I agree, and I think this article does a good job at doing just this. The article shouldn't lean into favor or disfavor of the word appropriation, but only present cited facts. It is possible we are simply agreeing with each other in a very argumentative way. --Extrabatteries (talk) 21:43, 27 May 2010 (UTC)
Fine enough, then :) Salut, --IANVS (talk | cont) 22:07, 27 May 2010 (UTC)
Native English speakers use the term "American" almost exclusively to refer to a citizen of the United States, which they almost exclusively refer to as "America". This is not a Spanish or Portugese Wiki article. It is an English Language Wikipedia Article and the Native Speakers of English despite how Spanish speakers from Latin America may feel about this topic do not get to insert an Anti-American bias here by attempting to impose their linguistic standard on people who don't speak Spanish. — Preceding unsigned comment added by 126.96.36.199 (talk) 14:27, 27 July 2012 (UTC)
This. I think people appear to be forgetting this is the English wikipedia. It is very rare for 'American' or 'America' to be used in the English-speaking world as meaning anything non-specific to the United States. Non-English speakers don't get to redefine English words - that is a bizarre concept. A disambiguation page and all of this nonsense is extremely unnecessary. Further, in the English-speaking world, there is virtually no adoption of the Americas as one single continent in education - they are always referred to as two separate continents (since they were actually detached until just a few million years ago). This controversy is akin to someone from Finland sparking controversy by calling themselves an Afroeurasian - to an English speaker. 188.8.131.52 (talk) 00:58, 9 April 2013 (UTC)

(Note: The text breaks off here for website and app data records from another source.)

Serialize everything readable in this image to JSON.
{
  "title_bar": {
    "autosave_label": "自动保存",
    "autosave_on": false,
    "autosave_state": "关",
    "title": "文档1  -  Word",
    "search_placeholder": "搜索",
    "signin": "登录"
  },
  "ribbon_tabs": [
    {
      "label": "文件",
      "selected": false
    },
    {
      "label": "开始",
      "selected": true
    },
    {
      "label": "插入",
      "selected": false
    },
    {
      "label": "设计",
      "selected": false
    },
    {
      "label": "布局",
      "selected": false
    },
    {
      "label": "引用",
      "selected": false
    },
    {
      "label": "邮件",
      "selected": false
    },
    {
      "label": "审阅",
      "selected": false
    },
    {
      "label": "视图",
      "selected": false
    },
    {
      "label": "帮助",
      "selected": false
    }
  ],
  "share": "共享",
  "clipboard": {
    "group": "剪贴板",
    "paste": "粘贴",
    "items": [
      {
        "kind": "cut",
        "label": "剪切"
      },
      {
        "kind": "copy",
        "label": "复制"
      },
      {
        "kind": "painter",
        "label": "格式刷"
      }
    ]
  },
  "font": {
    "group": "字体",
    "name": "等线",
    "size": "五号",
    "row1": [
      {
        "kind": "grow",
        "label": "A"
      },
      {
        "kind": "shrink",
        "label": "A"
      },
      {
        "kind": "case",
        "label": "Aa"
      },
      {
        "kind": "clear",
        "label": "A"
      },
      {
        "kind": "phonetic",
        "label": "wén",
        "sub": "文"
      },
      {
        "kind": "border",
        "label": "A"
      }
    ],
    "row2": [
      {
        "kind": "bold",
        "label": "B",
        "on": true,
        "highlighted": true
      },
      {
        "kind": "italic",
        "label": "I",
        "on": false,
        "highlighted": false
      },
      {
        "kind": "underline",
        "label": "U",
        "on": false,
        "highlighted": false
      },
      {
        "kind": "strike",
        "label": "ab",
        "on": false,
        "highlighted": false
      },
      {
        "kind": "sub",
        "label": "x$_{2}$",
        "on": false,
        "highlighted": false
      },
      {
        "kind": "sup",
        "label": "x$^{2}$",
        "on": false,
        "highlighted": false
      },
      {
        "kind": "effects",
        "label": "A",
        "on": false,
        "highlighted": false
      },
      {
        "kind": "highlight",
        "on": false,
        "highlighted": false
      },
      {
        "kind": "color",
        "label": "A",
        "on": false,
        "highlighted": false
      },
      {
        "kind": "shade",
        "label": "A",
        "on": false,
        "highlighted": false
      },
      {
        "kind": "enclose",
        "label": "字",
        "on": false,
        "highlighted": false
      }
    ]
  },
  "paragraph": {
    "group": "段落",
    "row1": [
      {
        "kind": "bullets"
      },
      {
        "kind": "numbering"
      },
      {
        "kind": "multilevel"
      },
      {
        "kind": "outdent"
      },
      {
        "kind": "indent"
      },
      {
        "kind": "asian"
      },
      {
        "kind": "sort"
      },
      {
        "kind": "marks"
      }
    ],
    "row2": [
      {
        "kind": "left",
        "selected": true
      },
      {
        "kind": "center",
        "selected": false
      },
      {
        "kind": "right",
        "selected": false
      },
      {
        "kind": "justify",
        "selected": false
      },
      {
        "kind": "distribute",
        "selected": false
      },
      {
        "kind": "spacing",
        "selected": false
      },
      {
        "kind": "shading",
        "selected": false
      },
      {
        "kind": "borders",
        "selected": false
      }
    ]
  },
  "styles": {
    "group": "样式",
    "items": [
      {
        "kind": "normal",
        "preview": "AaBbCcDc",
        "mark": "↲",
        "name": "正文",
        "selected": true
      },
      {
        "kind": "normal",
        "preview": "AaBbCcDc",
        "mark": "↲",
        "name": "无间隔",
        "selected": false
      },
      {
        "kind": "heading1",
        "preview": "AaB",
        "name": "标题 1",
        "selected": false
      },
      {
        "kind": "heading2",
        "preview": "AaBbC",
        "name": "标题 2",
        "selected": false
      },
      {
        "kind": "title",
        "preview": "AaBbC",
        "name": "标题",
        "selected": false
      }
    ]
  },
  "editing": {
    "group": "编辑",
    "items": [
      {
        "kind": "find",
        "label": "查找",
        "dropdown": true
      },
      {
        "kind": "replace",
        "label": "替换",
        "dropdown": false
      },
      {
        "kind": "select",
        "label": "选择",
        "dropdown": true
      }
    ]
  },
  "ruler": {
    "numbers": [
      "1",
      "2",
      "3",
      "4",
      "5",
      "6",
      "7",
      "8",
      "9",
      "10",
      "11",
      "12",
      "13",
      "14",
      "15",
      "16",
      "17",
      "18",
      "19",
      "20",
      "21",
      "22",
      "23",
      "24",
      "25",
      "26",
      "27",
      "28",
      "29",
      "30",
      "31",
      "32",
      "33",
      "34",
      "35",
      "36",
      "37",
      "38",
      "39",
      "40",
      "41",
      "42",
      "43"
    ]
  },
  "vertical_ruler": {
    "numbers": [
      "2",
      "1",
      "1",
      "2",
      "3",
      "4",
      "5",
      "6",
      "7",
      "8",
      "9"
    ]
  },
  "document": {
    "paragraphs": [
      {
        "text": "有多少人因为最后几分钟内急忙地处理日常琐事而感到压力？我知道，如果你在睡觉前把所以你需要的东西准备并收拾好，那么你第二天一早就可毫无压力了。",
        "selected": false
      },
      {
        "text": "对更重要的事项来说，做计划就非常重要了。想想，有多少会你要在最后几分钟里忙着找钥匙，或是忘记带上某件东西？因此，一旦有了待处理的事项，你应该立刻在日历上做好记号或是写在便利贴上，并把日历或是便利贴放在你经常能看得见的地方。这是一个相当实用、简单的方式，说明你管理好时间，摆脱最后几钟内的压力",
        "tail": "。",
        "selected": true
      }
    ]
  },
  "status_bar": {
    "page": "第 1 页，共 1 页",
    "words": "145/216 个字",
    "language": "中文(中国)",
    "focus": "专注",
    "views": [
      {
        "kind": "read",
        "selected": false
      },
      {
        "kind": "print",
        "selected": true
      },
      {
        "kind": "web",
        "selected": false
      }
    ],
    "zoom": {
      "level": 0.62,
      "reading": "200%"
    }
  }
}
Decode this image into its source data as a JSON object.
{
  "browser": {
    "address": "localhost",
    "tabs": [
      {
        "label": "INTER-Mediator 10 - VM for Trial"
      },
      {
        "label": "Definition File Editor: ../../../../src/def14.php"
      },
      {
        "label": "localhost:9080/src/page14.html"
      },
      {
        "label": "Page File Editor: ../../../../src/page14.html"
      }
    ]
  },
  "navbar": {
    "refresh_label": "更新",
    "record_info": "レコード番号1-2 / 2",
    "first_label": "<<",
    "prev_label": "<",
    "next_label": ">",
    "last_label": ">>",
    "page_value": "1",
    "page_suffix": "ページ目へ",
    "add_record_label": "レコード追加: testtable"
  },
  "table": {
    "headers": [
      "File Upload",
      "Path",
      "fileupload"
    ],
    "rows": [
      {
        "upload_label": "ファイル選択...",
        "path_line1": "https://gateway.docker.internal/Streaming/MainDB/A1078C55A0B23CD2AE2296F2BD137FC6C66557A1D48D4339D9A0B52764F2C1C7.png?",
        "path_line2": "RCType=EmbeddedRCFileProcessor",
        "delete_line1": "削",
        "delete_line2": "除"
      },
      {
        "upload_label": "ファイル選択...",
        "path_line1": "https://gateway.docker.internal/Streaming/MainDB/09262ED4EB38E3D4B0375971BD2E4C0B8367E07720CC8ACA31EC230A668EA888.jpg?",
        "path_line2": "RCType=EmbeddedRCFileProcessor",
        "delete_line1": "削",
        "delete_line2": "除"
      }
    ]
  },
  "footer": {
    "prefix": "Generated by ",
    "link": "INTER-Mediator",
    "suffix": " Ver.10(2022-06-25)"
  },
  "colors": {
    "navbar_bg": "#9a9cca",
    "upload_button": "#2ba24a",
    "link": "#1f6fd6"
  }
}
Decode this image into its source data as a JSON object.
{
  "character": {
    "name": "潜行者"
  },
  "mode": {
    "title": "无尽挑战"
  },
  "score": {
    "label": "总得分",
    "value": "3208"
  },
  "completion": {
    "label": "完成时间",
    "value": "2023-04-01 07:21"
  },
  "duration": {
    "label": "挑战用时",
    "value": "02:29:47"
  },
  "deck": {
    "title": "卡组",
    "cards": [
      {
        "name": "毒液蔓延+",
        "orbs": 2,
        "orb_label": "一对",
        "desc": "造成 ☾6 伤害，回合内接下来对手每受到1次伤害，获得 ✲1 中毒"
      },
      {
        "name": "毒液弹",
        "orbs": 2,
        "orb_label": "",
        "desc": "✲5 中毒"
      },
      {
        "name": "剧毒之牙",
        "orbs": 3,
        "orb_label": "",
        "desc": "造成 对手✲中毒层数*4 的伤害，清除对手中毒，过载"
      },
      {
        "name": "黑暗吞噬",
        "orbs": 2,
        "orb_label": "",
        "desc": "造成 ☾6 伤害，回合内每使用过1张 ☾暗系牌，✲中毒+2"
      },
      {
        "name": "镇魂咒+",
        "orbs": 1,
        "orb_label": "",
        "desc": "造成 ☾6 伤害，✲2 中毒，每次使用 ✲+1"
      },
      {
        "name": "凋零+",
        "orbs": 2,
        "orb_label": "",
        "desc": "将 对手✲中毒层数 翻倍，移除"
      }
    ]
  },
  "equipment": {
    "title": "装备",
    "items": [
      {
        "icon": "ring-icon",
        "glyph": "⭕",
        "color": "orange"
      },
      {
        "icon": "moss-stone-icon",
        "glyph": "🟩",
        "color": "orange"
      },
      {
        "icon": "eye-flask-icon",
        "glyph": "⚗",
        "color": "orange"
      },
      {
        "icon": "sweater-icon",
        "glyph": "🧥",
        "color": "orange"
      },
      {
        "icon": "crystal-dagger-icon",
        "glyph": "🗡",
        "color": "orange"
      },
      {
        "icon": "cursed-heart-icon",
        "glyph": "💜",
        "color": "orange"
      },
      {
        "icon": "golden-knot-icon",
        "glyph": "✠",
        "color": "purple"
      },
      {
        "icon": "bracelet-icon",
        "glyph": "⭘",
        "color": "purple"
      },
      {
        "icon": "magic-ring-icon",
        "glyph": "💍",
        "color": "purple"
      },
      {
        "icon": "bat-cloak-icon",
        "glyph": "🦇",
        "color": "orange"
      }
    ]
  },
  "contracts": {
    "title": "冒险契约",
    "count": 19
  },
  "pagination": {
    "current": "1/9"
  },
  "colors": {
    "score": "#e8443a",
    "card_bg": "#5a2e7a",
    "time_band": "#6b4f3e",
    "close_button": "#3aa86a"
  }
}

Regarding the Political and cultural views section
First, I have no idea why this should fall under the United Nations usage category. Second, two of the sub-sections "Spain and Hispanic America" and "Portugal and Brazil" cite nothing relevant to the political and cultural views of the English word "American" which is what this page is about. These two sections should be moved into a new category regarding American (word) in foreign languages. Otherwise its acts on the assumption that American = Americano which these two sections refute as a false friend.--Extrabatteries (talk) 21:12, 27 May 2010 (UTC)
I think this is quite well answered in the last thread. As for the foreign-language usages, they fit perfectly as a subsection to this same "word-defining" article. Methinks. Salut, --IANVS (talk | cont) 21:20, 27 May 2010 (UTC)
Yes, and in word defining wouldn't these two sections fit better in the "US national in other languages" section?--Extrabatteries (talk) 21:30, 27 May 2010 (UTC)
No, because the usages of the word exceed the "US national" definition. Salut, --IANVS (talk | cont) 21:34, 27 May 2010 (UTC)
Certainly you can read the section Spain and Hispanic America and agree that it is only talking about the Spanish usage and not English usage, and that the Portugal and Brazil section talks about Portuguese usage of americano. Both of these sections are talking about the US national definition and not a more broad definition. How can it be argued that either of these sections fit into the Usage at the United Nations section better than the US national in other languages section? --Extrabatteries (talk) 21:47, 27 May 2010 (UTC)
This article probably needs a cleanup for the sake of the coherence of its organization. You are probably right. Salut, --IANVS (talk | cont) 22:09, 27 May 2010 (UTC)